→ EXERCISE AIM:
Keyword search on "side": report each line of the records that contains it.

(Interface dataset entries)
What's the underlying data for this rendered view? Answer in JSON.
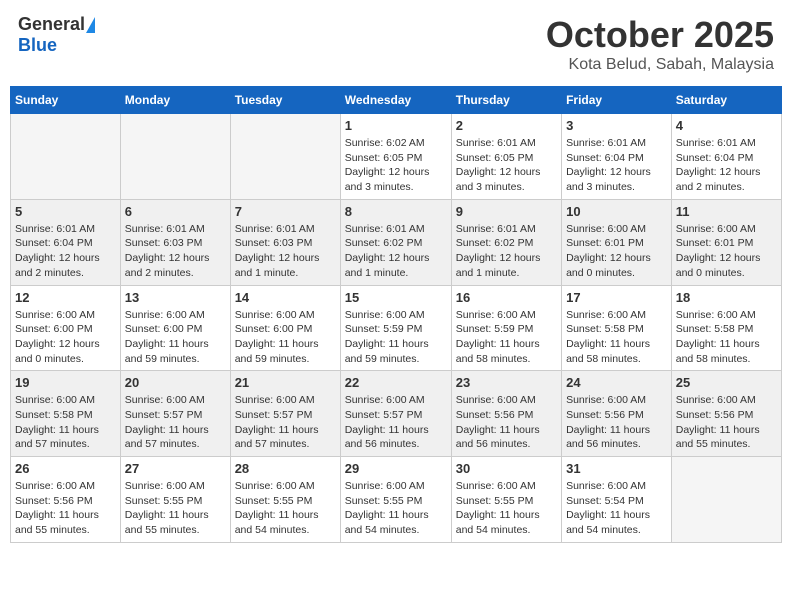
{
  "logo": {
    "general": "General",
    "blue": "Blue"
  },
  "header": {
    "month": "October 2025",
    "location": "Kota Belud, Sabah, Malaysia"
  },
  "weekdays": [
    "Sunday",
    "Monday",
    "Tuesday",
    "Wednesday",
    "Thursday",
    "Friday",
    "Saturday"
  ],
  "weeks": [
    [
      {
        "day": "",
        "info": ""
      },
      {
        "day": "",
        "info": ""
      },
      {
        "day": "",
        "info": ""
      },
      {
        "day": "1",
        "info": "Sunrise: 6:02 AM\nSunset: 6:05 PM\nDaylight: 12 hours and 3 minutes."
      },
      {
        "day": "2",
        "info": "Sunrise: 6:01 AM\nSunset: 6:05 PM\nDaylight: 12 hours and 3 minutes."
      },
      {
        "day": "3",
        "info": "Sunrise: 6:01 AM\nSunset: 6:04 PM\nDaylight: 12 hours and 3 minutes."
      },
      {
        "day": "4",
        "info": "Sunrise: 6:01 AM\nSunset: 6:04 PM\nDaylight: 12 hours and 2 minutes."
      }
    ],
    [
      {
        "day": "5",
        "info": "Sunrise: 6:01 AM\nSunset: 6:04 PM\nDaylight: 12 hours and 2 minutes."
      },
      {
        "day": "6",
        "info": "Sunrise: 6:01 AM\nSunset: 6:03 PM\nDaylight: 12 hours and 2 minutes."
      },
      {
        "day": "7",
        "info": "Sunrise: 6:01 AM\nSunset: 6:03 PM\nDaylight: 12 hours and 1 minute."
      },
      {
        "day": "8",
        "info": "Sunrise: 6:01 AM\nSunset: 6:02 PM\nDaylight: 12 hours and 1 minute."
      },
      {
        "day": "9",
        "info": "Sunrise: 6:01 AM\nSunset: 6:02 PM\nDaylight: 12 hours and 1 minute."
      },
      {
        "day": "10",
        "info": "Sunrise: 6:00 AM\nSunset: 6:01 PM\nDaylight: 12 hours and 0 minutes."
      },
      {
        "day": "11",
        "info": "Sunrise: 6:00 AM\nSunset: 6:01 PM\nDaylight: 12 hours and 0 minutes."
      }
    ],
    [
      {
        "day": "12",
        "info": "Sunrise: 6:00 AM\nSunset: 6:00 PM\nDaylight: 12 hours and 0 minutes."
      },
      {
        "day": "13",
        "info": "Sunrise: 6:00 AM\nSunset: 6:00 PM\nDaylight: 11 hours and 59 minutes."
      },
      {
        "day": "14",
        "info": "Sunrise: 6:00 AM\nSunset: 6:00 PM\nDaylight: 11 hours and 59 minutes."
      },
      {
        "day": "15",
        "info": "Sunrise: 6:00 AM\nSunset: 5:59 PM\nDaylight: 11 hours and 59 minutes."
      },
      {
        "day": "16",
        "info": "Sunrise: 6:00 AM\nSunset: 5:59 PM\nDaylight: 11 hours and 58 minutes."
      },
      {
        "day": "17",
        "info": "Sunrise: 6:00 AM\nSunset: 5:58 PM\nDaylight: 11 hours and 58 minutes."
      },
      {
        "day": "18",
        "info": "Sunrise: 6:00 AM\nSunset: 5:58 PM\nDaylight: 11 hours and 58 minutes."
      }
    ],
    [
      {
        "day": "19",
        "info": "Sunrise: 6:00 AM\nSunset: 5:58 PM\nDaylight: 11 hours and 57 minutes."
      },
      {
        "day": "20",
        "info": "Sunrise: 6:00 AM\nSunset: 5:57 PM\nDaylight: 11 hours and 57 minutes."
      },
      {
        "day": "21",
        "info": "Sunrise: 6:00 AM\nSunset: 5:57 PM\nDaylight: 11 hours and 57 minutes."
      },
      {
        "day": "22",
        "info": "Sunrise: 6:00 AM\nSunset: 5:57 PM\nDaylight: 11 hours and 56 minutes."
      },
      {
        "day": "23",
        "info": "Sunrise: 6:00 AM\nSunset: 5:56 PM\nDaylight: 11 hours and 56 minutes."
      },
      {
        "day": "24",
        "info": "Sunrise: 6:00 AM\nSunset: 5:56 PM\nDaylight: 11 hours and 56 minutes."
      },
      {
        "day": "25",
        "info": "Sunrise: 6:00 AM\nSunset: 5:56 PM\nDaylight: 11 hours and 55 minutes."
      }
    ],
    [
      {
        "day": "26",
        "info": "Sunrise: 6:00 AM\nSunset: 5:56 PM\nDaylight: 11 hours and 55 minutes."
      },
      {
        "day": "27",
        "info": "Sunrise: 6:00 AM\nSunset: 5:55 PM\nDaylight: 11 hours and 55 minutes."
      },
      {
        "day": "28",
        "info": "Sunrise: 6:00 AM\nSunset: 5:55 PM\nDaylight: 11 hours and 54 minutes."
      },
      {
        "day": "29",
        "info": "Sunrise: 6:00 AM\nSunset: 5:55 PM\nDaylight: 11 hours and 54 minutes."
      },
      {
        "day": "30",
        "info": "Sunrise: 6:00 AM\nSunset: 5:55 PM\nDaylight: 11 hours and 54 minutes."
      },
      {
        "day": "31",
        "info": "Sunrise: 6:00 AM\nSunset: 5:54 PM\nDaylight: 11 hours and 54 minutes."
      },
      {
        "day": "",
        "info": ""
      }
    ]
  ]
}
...
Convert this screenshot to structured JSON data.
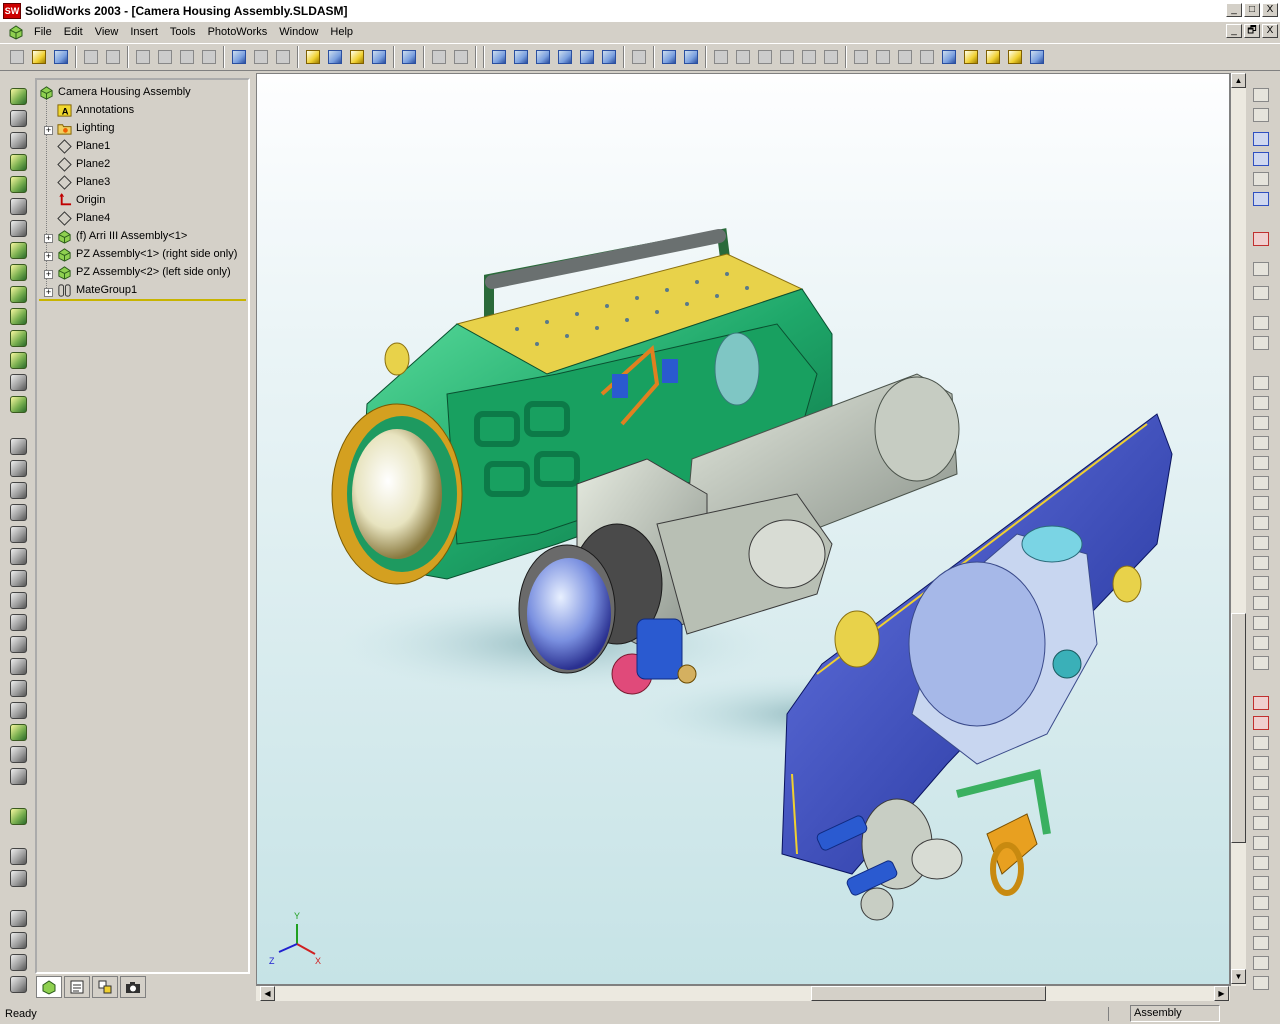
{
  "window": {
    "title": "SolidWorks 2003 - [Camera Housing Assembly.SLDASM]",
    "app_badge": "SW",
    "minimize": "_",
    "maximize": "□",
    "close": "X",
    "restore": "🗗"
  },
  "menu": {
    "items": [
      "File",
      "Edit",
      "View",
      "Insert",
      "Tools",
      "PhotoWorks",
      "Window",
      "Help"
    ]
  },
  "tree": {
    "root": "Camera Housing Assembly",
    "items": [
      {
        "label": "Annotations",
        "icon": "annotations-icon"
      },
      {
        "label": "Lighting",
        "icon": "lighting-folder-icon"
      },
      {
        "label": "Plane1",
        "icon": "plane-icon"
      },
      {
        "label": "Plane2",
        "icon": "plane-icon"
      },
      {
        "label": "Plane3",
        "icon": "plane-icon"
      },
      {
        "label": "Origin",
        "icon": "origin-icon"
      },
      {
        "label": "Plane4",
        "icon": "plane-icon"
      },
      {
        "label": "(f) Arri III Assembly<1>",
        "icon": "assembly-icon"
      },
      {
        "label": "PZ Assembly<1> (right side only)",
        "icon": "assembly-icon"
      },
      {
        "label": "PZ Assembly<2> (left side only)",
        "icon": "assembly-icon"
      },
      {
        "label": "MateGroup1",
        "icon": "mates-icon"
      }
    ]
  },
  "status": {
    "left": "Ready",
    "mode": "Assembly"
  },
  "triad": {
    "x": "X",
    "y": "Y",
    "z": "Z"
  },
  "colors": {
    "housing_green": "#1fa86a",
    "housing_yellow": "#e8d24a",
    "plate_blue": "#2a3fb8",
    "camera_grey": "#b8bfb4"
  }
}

→ EXPECTED ANSWER:
        "label": "PZ Assembly<1> (right side only)",
        "label": "PZ Assembly<2> (left side only)",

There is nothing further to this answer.